Rosanna Staffa is an Italian writer currently living in Minneapolis. She received her MFA in Fiction by Spalding University in May. Her short story The Ghost of Chendu is published in the current issue of The Baltimore Review. Her plays have been seen on stage in Tokyo, New York, Los Angeles, Seattle and Minneapolis. She is a recipient of a McKnight Advanced Grant, a Jerome Fellowship, and an AT/T On Stage Grant. Her play, The Interview opened the Tokyo International Art Festival, The Innocence of Ghosts was seen in New York Off-Broadway at St Clement’s Theatre, and was filmed for inclusion in the Lincoln Center Theatre on Film Library. Mirage and Lucky are published by Smith & Krauss. Waltz and My Brother Sandro by Heinemann. Her adaptation of Djemma Bider’s The Biggest Little House in the Forest is included in the Plays for Early Learning Anthology Igniting Wonder published by the University of Minnesota Press. She is an Affiliated Member of The Playwrights’ Center in Minneapolis.

Samantha Eliot Stier’s short stories have appeared in The Faircloth Review, Black Heart Magazine, Extract(s), Citizen Brooklyn, Infective Ink Magazine, and Gemini Magazine, and will be featured in LA’s New Short Fiction Series in 2014. She holds an MFA in Creative Writing from Antioch University Los Angeles, and lives in sunny Venice Beach, California. Visit her here.
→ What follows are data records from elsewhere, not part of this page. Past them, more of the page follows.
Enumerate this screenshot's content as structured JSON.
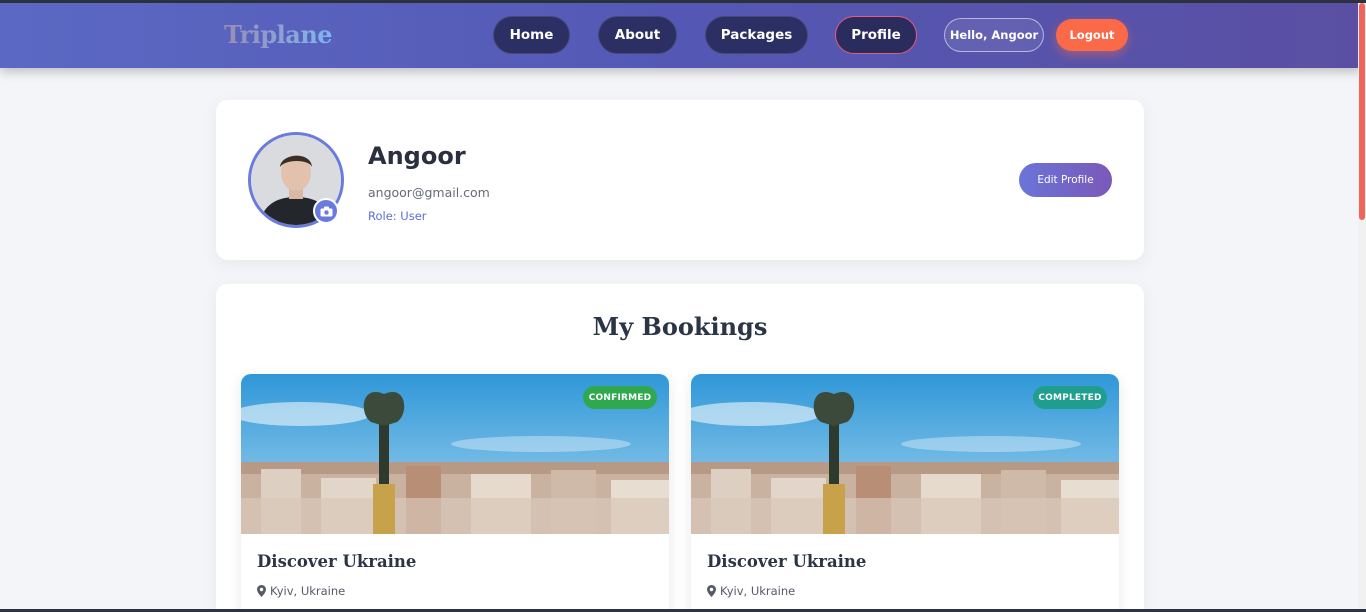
{
  "nav": {
    "brand": "Triplane",
    "links": [
      "Home",
      "About",
      "Packages",
      "Profile"
    ],
    "active": "Profile",
    "greeting": "Hello, Angoor",
    "logout_label": "Logout"
  },
  "profile": {
    "name": "Angoor",
    "email": "angoor@gmail.com",
    "role": "Role: User",
    "edit_label": "Edit Profile"
  },
  "bookings": {
    "title": "My Bookings",
    "items": [
      {
        "name": "Discover Ukraine",
        "location": "Kyiv, Ukraine",
        "status": "CONFIRMED",
        "status_color": "#2fa84f"
      },
      {
        "name": "Discover Ukraine",
        "location": "Kyiv, Ukraine",
        "status": "COMPLETED",
        "status_color": "#1f9d8e"
      }
    ]
  },
  "colors": {
    "accent": "#5b69c4",
    "logout": "#fa6a49",
    "nav_pill": "#2b2f63"
  }
}
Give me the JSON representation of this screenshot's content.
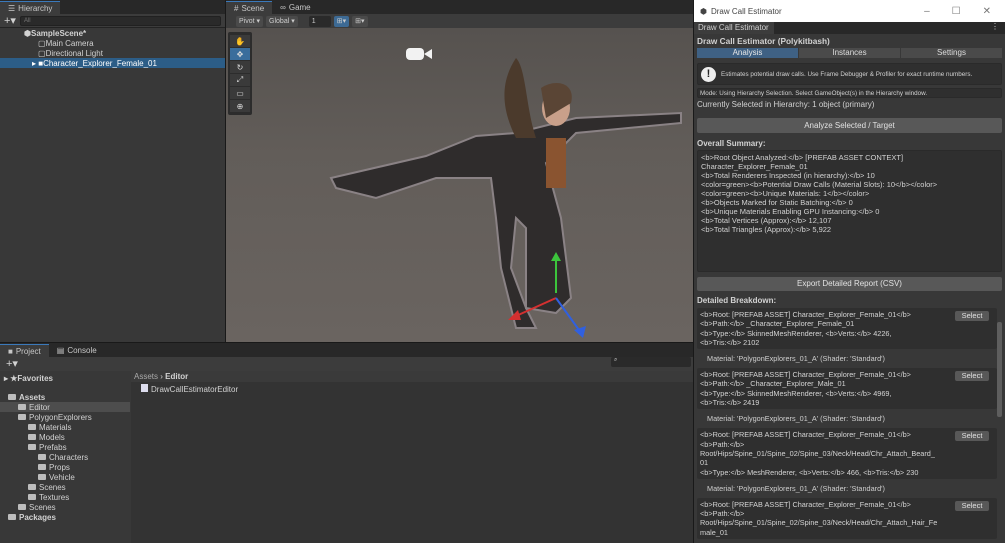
{
  "hierarchy": {
    "tab": "Hierarchy",
    "search_placeholder": "All",
    "scene": "SampleScene*",
    "items": [
      "Main Camera",
      "Directional Light",
      "Character_Explorer_Female_01"
    ]
  },
  "scene": {
    "tabs": [
      "Scene",
      "Game"
    ],
    "pivot": "Pivot",
    "global": "Global",
    "grid_value": "1"
  },
  "project": {
    "tabs": [
      "Project",
      "Console"
    ],
    "favorites": "Favorites",
    "tree": [
      {
        "label": "Assets",
        "depth": 0,
        "bold": true
      },
      {
        "label": "Editor",
        "depth": 1,
        "selected": true
      },
      {
        "label": "PolygonExplorers",
        "depth": 1
      },
      {
        "label": "Materials",
        "depth": 2
      },
      {
        "label": "Models",
        "depth": 2
      },
      {
        "label": "Prefabs",
        "depth": 2
      },
      {
        "label": "Characters",
        "depth": 3
      },
      {
        "label": "Props",
        "depth": 3
      },
      {
        "label": "Vehicle",
        "depth": 3
      },
      {
        "label": "Scenes",
        "depth": 2
      },
      {
        "label": "Textures",
        "depth": 2
      },
      {
        "label": "Scenes",
        "depth": 1
      },
      {
        "label": "Packages",
        "depth": 0,
        "bold": true
      }
    ],
    "breadcrumb": [
      "Assets",
      "Editor"
    ],
    "file": "DrawCallEstimatorEditor"
  },
  "estimator": {
    "window_title": "Draw Call Estimator",
    "tab": "Draw Call Estimator",
    "heading": "Draw Call Estimator (Polykitbash)",
    "tabs": [
      "Analysis",
      "Instances",
      "Settings"
    ],
    "info": "Estimates potential draw calls. Use Frame Debugger & Profiler for exact runtime numbers.",
    "mode": "Mode: Using Hierarchy Selection. Select GameObject(s) in the Hierarchy window.",
    "selected": "Currently Selected in Hierarchy: 1 object (primary)",
    "analyze_button": "Analyze Selected / Target",
    "summary_label": "Overall Summary:",
    "summary_lines": [
      "<b>Root Object Analyzed:</b> [PREFAB ASSET CONTEXT]",
      "Character_Explorer_Female_01",
      "<b>Total Renderers Inspected (in hierarchy):</b> 10",
      "<color=green><b>Potential Draw Calls (Material Slots): 10</b></color>",
      "<color=green><b>Unique Materials: 1</b></color>",
      "<b>Objects Marked for Static Batching:</b> 0",
      "<b>Unique Materials Enabling GPU Instancing:</b> 0",
      "<b>Total Vertices (Approx):</b> 12,107",
      "<b>Total Triangles (Approx):</b> 5,922"
    ],
    "export_button": "Export Detailed Report (CSV)",
    "breakdown_label": "Detailed Breakdown:",
    "select_label": "Select",
    "entries": [
      {
        "lines": [
          "<b>Root: [PREFAB ASSET] Character_Explorer_Female_01</b>",
          "<b>Path:</b> _Character_Explorer_Female_01",
          "<b>Type:</b> SkinnedMeshRenderer, <b>Verts:</b> 4226,",
          "<b>Tris:</b> 2102"
        ],
        "material": "Material: 'PolygonExplorers_01_A' (Shader: 'Standard')"
      },
      {
        "lines": [
          "<b>Root: [PREFAB ASSET] Character_Explorer_Female_01</b>",
          "<b>Path:</b> _Character_Explorer_Male_01",
          "<b>Type:</b> SkinnedMeshRenderer, <b>Verts:</b> 4969,",
          "<b>Tris:</b> 2419"
        ],
        "material": "Material: 'PolygonExplorers_01_A' (Shader: 'Standard')"
      },
      {
        "lines": [
          "<b>Root: [PREFAB ASSET] Character_Explorer_Female_01</b>",
          "<b>Path:</b>",
          "Root/Hips/Spine_01/Spine_02/Spine_03/Neck/Head/Chr_Attach_Beard_",
          "01",
          "<b>Type:</b> MeshRenderer, <b>Verts:</b> 466, <b>Tris:</b> 230"
        ],
        "material": "Material: 'PolygonExplorers_01_A' (Shader: 'Standard')"
      },
      {
        "lines": [
          "<b>Root: [PREFAB ASSET] Character_Explorer_Female_01</b>",
          "<b>Path:</b>",
          "Root/Hips/Spine_01/Spine_02/Spine_03/Neck/Head/Chr_Attach_Hair_Fe",
          "male_01"
        ]
      }
    ]
  }
}
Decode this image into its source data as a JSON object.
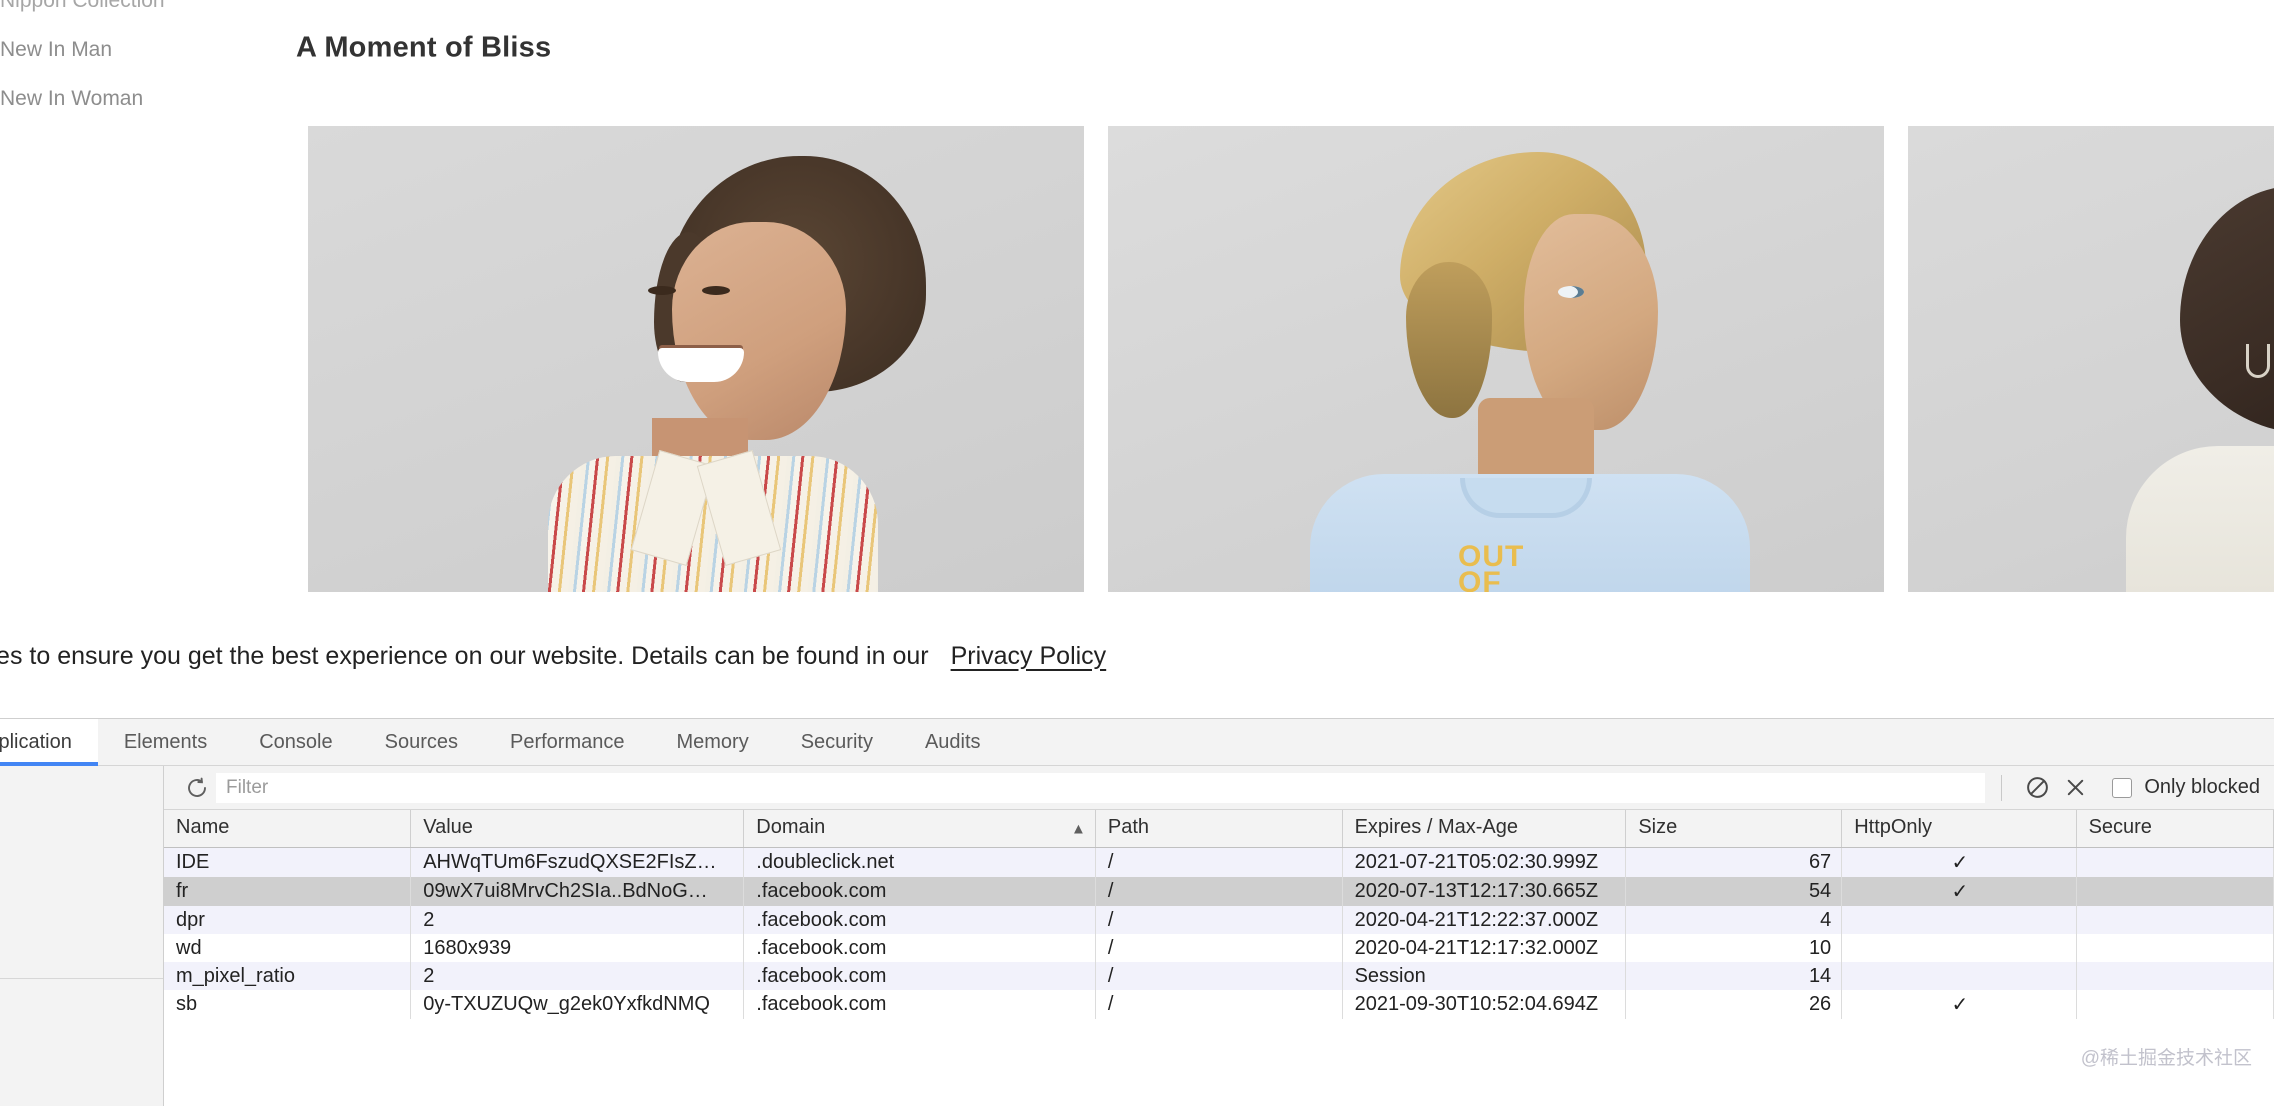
{
  "site": {
    "nav": [
      {
        "label": "Nippon Collection"
      },
      {
        "label": "New In Man"
      },
      {
        "label": "New In Woman"
      }
    ],
    "heading": "A Moment of Bliss",
    "gallery": [
      {
        "alt": "smiling-man-striped-shirt",
        "tee_text": ""
      },
      {
        "alt": "blond-man-profile-blue-tee",
        "tee_text": "OUT\nOF"
      },
      {
        "alt": "woman-cream-sweater",
        "tee_text": ""
      }
    ],
    "cookie_banner": {
      "text": "kies to ensure you get the best experience on our website. Details can be found in our",
      "link_label": "Privacy Policy"
    }
  },
  "devtools": {
    "tabs": [
      {
        "label": "Application",
        "active": true
      },
      {
        "label": "Elements",
        "active": false
      },
      {
        "label": "Console",
        "active": false
      },
      {
        "label": "Sources",
        "active": false
      },
      {
        "label": "Performance",
        "active": false
      },
      {
        "label": "Memory",
        "active": false
      },
      {
        "label": "Security",
        "active": false
      },
      {
        "label": "Audits",
        "active": false
      }
    ],
    "toolbar": {
      "refresh_icon": "refresh-icon",
      "filter_placeholder": "Filter",
      "filter_value": "",
      "clear_filter_icon": "block-icon",
      "delete_icon": "close-icon",
      "only_blocked_label": "Only blocked",
      "only_blocked_checked": false
    },
    "table": {
      "columns": [
        {
          "key": "name",
          "label": "Name",
          "sorted": false
        },
        {
          "key": "value",
          "label": "Value",
          "sorted": false
        },
        {
          "key": "domain",
          "label": "Domain",
          "sorted": true,
          "sort_dir": "▲"
        },
        {
          "key": "path",
          "label": "Path",
          "sorted": false
        },
        {
          "key": "expires",
          "label": "Expires / Max-Age",
          "sorted": false
        },
        {
          "key": "size",
          "label": "Size",
          "sorted": false
        },
        {
          "key": "httponly",
          "label": "HttpOnly",
          "sorted": false
        },
        {
          "key": "secure",
          "label": "Secure",
          "sorted": false
        }
      ],
      "rows": [
        {
          "name": "IDE",
          "value": "AHWqTUm6FszudQXSE2FIsZ…",
          "domain": ".doubleclick.net",
          "path": "/",
          "expires": "2021-07-21T05:02:30.999Z",
          "size": "67",
          "httponly": "✓",
          "secure": "",
          "selected": false
        },
        {
          "name": "fr",
          "value": "09wX7ui8MrvCh2SIa..BdNoG…",
          "domain": ".facebook.com",
          "path": "/",
          "expires": "2020-07-13T12:17:30.665Z",
          "size": "54",
          "httponly": "✓",
          "secure": "",
          "selected": true
        },
        {
          "name": "dpr",
          "value": "2",
          "domain": ".facebook.com",
          "path": "/",
          "expires": "2020-04-21T12:22:37.000Z",
          "size": "4",
          "httponly": "",
          "secure": "",
          "selected": false
        },
        {
          "name": "wd",
          "value": "1680x939",
          "domain": ".facebook.com",
          "path": "/",
          "expires": "2020-04-21T12:17:32.000Z",
          "size": "10",
          "httponly": "",
          "secure": "",
          "selected": false
        },
        {
          "name": "m_pixel_ratio",
          "value": "2",
          "domain": ".facebook.com",
          "path": "/",
          "expires": "Session",
          "size": "14",
          "httponly": "",
          "secure": "",
          "selected": false
        },
        {
          "name": "sb",
          "value": "0y-TXUZUQw_g2ek0YxfkdNMQ",
          "domain": ".facebook.com",
          "path": "/",
          "expires": "2021-09-30T10:52:04.694Z",
          "size": "26",
          "httponly": "✓",
          "secure": "",
          "selected": false
        }
      ]
    }
  },
  "watermark": "@稀土掘金技术社区",
  "colors": {
    "accent": "#4285f4",
    "selected_row": "#cfcfcf",
    "stripe": "#f2f2fb",
    "toolbar_bg": "#f3f3f3"
  }
}
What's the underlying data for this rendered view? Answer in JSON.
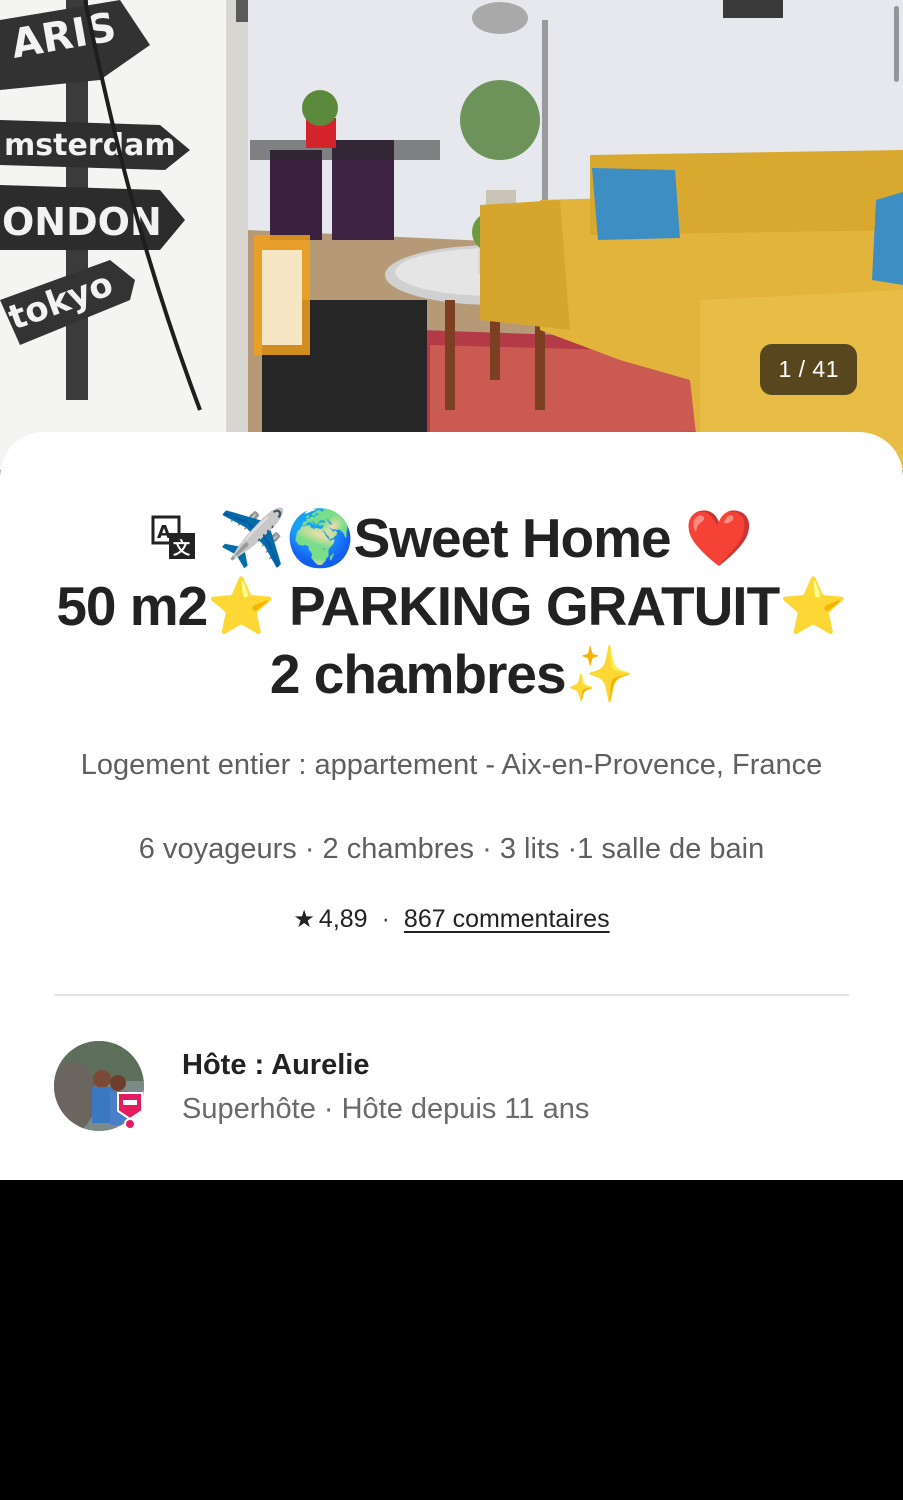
{
  "photo": {
    "counter": "1 / 41",
    "sign_labels": [
      "ARIS",
      "msterdam",
      "ONDON",
      "tokyo"
    ]
  },
  "listing": {
    "title_line1": "Sweet Home",
    "title_line2_a": "50 m2",
    "title_line2_b": "PARKING GRATUIT",
    "title_line3": "2 chambres",
    "emoji": {
      "plane": "✈️",
      "globe": "🌍",
      "heart": "❤️",
      "star": "⭐",
      "sparkles": "✨"
    },
    "subtitle": "Logement entier : appartement - Aix-en-Provence, France",
    "details": "6 voyageurs · 2 chambres · 3 lits ·1 salle de bain",
    "rating": "4,89",
    "rating_separator": "·",
    "reviews": "867 commentaires"
  },
  "host": {
    "name_label": "Hôte : Aurelie",
    "meta": "Superhôte · Hôte depuis 11 ans"
  },
  "colors": {
    "sofa": "#e2b43c",
    "superhost_badge": "#e31c5f",
    "counter_bg": "#382c16"
  },
  "icons": [
    "translate-icon",
    "star-icon",
    "superhost-badge-icon"
  ]
}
Donna Vorreyer is a Chicago-area writer who spends her days teaching middle school, trying to convince teenagers that words matter. Her work has appeared in many journals and her fifth chapbook, We Build Houses of Our Bodies, is forthcoming this year from Dancing Girl Press. Her first full-length poetry collection, A House of Many Windows, is now available from Sundress Publications. She also serves as a poetry editor for Mixed Fruit magazine. Visit her online here.


Kasie Whitener is a writer and business consultant living in Columbia, S.C. She writes GenX Stories and blogs at Life on Clemson Road. She has an MA from Winthrop University and a PhD from Capella University. She is a mom, a sports fan, and a passionate believer that if you’re brave enough, you can change your own life.